§ **RECORDS FOR THE TASK**:
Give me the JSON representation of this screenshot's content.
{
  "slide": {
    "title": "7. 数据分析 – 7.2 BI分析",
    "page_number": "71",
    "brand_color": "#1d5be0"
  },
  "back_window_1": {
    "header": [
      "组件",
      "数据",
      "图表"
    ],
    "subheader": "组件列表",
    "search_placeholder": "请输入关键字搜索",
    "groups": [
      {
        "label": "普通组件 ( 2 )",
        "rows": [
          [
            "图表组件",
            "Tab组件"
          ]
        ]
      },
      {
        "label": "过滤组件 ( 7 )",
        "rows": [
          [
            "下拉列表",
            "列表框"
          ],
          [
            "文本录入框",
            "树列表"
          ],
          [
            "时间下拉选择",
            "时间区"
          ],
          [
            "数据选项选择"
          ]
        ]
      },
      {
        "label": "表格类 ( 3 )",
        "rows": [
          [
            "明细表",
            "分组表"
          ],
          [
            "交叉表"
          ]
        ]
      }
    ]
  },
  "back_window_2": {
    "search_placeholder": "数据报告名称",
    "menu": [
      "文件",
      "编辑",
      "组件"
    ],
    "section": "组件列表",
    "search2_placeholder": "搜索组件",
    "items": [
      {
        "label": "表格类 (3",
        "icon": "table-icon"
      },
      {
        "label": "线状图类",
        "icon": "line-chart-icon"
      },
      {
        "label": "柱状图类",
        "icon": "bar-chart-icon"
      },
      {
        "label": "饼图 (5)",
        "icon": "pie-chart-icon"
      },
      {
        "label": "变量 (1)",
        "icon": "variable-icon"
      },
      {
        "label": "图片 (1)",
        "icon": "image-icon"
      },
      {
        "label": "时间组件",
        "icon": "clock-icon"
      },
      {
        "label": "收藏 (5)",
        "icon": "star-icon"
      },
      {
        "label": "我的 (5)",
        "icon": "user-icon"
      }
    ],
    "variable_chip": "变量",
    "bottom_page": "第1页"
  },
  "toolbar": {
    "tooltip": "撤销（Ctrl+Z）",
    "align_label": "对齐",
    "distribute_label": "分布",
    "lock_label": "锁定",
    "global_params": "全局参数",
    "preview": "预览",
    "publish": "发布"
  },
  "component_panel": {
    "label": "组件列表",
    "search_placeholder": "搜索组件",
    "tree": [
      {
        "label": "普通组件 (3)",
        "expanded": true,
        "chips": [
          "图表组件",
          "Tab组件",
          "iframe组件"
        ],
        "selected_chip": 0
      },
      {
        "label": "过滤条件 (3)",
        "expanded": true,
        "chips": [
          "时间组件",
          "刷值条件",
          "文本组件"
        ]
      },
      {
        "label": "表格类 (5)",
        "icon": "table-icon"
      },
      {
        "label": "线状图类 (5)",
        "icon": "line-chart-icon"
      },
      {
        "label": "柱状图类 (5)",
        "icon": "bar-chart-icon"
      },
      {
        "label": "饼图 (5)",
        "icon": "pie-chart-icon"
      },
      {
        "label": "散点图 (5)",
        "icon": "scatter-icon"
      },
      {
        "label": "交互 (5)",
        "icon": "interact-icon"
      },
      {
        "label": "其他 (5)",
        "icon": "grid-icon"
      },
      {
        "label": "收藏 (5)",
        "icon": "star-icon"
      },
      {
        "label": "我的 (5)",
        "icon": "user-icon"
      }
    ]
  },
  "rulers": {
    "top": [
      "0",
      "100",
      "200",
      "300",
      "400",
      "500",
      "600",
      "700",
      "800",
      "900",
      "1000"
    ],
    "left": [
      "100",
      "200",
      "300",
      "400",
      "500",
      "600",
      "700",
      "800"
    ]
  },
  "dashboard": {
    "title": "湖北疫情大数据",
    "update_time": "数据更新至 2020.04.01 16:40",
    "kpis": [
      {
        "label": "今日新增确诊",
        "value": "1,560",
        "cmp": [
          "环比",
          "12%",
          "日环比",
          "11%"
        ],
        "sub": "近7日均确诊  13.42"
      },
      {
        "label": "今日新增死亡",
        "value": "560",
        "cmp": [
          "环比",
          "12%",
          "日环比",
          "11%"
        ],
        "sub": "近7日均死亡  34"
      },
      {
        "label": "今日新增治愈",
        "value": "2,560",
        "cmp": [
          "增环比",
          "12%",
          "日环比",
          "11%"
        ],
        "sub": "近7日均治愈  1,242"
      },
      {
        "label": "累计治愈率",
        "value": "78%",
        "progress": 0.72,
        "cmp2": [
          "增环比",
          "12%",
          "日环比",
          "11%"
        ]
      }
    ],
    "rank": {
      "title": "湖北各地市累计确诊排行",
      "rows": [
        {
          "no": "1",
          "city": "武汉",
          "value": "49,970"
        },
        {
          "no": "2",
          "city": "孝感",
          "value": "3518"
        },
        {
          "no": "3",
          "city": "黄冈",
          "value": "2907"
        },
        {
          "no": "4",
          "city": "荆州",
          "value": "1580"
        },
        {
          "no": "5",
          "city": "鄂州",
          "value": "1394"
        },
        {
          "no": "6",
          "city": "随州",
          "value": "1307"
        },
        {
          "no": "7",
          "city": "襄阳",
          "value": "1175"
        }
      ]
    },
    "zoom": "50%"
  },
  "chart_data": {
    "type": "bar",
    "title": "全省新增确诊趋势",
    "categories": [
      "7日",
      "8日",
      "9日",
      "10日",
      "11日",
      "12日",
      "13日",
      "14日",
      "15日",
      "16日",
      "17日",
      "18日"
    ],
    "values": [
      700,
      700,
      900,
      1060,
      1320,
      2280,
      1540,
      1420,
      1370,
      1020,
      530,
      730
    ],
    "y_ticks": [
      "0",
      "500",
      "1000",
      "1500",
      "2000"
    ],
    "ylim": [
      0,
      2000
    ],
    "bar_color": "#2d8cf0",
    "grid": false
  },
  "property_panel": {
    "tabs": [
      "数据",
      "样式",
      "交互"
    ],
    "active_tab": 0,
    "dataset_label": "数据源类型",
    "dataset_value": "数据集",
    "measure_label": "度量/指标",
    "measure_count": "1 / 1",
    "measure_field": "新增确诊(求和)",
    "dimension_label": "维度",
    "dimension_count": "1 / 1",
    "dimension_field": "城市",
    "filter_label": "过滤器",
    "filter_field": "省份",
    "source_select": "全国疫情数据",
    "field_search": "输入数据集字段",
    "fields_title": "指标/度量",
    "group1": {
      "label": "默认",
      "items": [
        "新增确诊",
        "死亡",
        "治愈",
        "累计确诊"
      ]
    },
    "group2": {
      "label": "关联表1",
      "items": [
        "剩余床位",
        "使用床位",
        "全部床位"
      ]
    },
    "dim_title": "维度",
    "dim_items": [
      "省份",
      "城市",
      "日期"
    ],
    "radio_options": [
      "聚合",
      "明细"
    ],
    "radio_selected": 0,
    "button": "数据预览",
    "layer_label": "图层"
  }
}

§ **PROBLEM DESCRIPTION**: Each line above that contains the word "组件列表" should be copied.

§ **ANSWER TO THIS EXERCISE**:
    "subheader": "组件列表",
    "section": "组件列表",
    "label": "组件列表",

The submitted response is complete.